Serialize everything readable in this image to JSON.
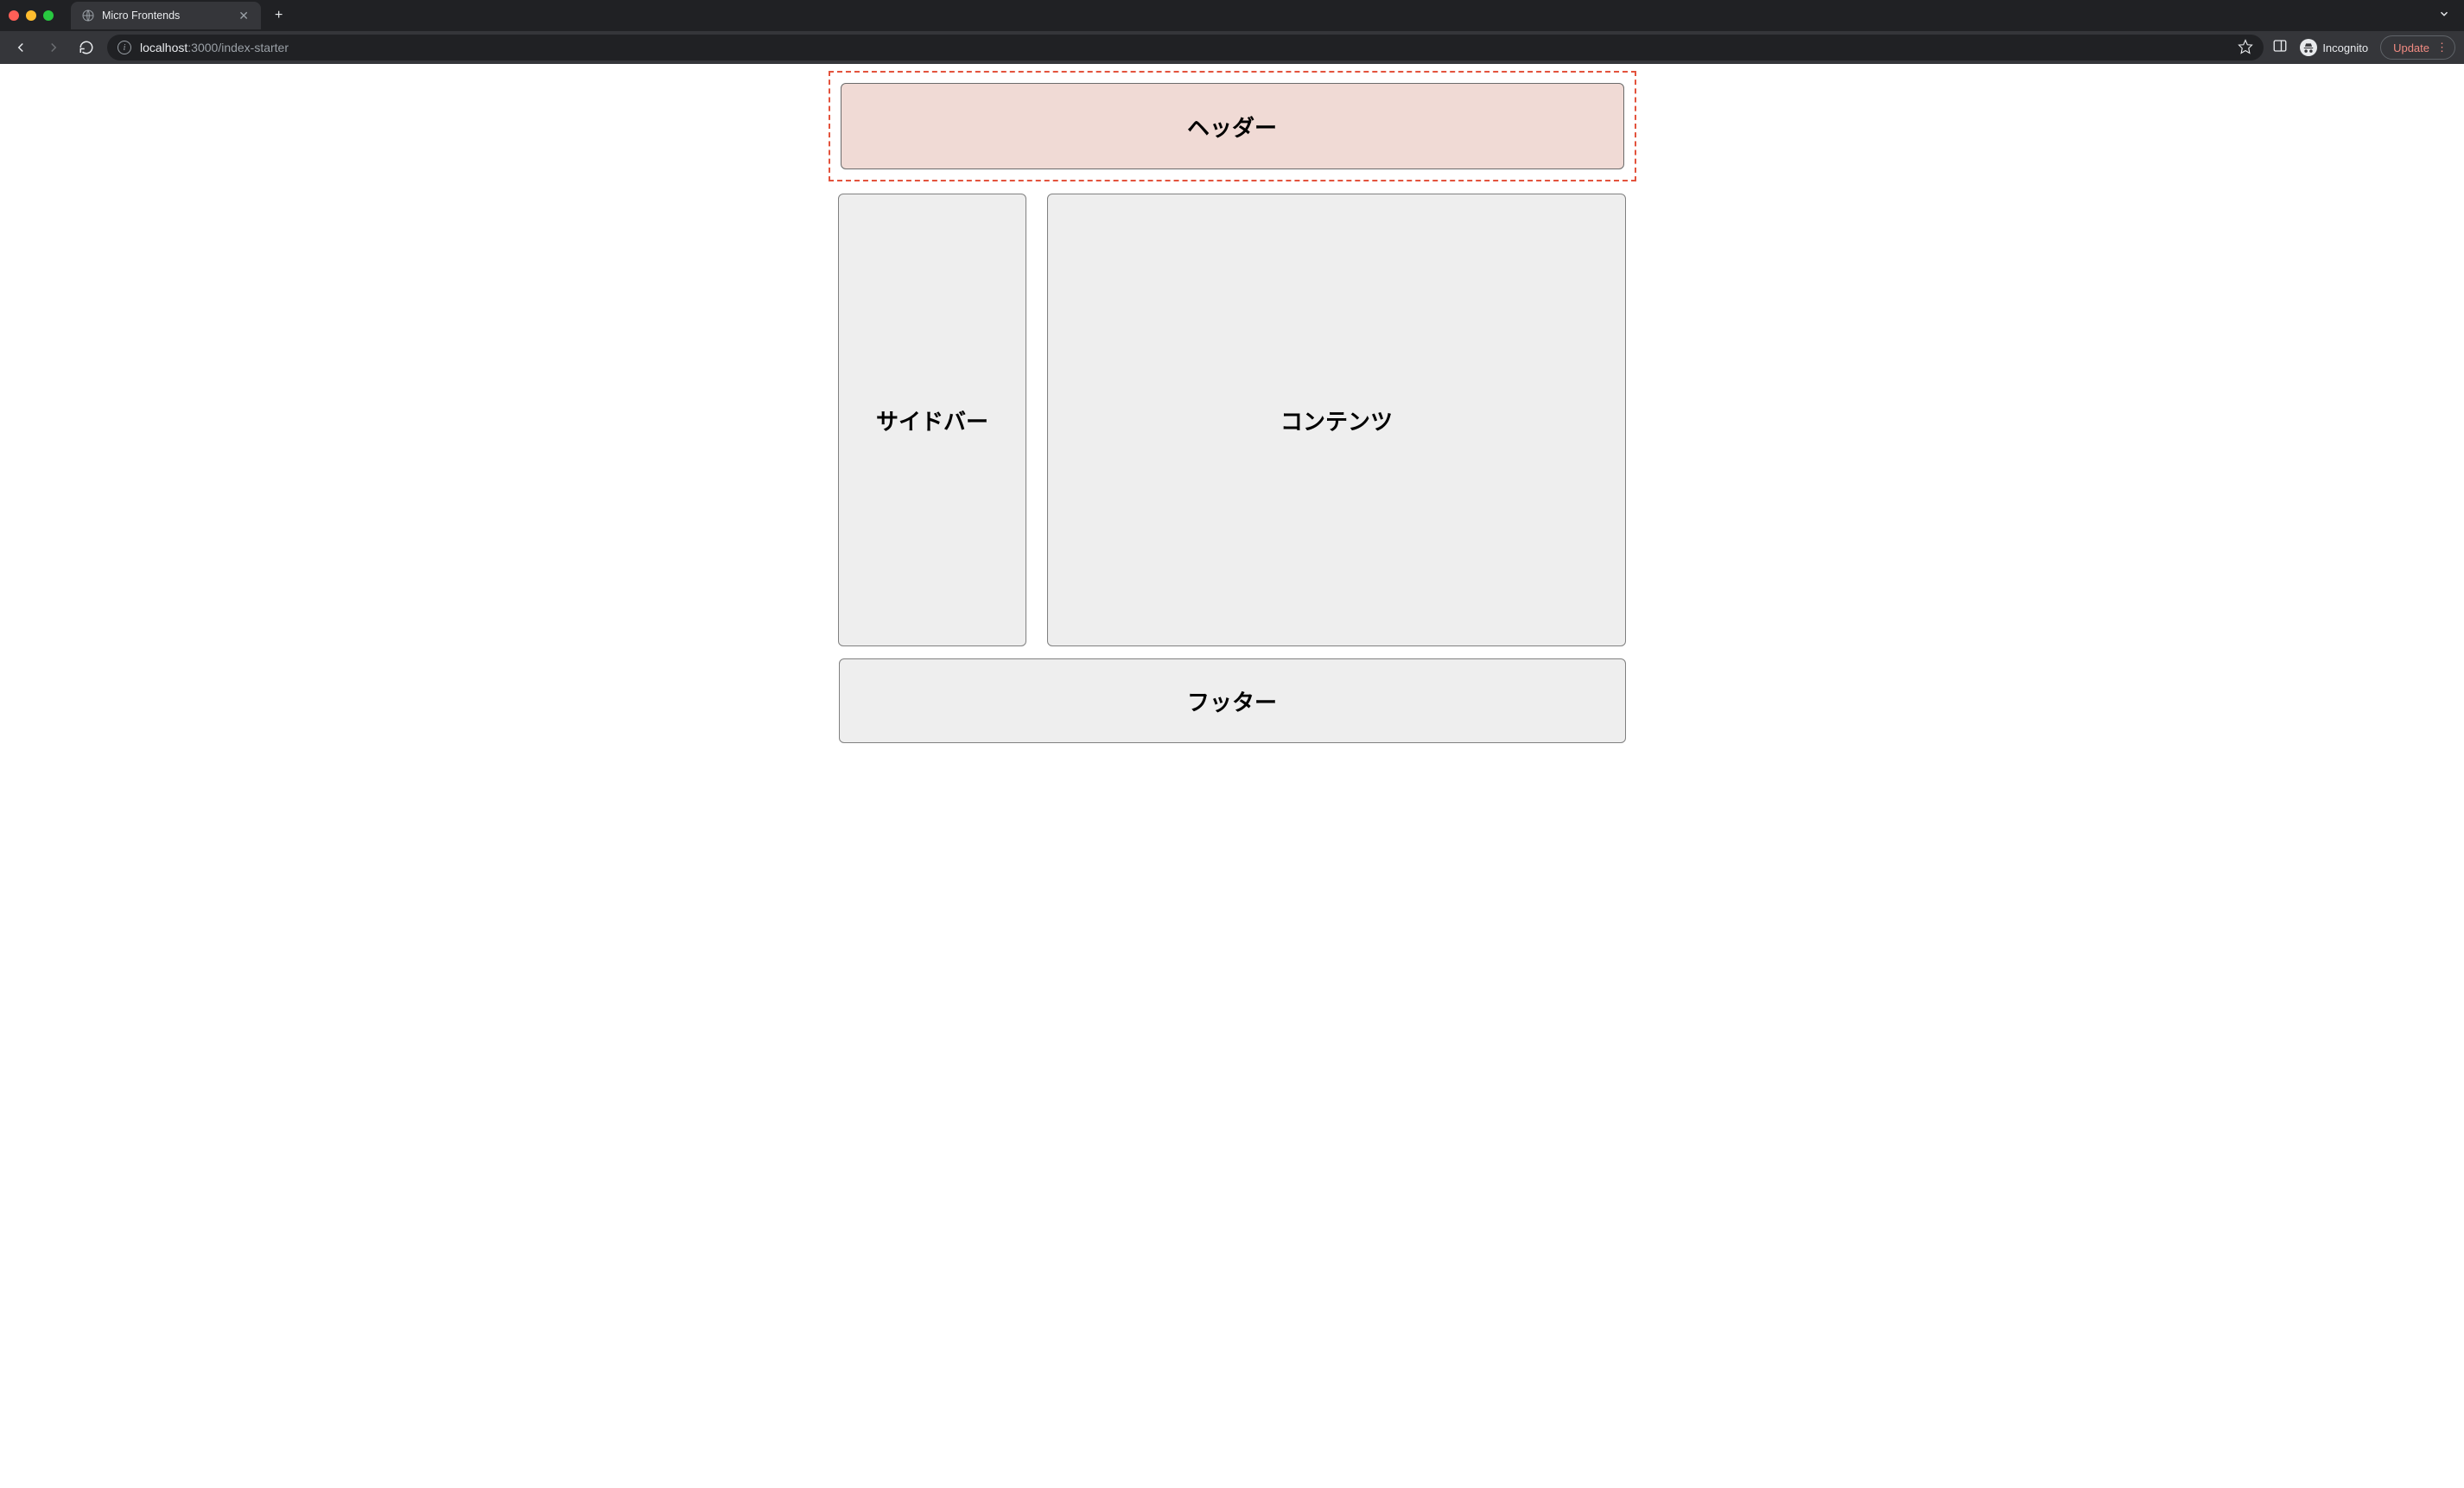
{
  "browser": {
    "tab_title": "Micro Frontends",
    "url_host": "localhost",
    "url_port": ":3000",
    "url_path": "/index-starter",
    "incognito_label": "Incognito",
    "update_label": "Update"
  },
  "page": {
    "header_label": "ヘッダー",
    "sidebar_label": "サイドバー",
    "content_label": "コンテンツ",
    "footer_label": "フッター"
  }
}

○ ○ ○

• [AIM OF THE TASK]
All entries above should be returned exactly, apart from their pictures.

• [WRITTEN RESPONSE]
Serialize everything readable in this image to JSON.
{
  "browser": {
    "tab_title": "Micro Frontends",
    "url_host": "localhost",
    "url_port": ":3000",
    "url_path": "/index-starter",
    "incognito_label": "Incognito",
    "update_label": "Update"
  },
  "page": {
    "header_label": "ヘッダー",
    "sidebar_label": "サイドバー",
    "content_label": "コンテンツ",
    "footer_label": "フッター"
  }
}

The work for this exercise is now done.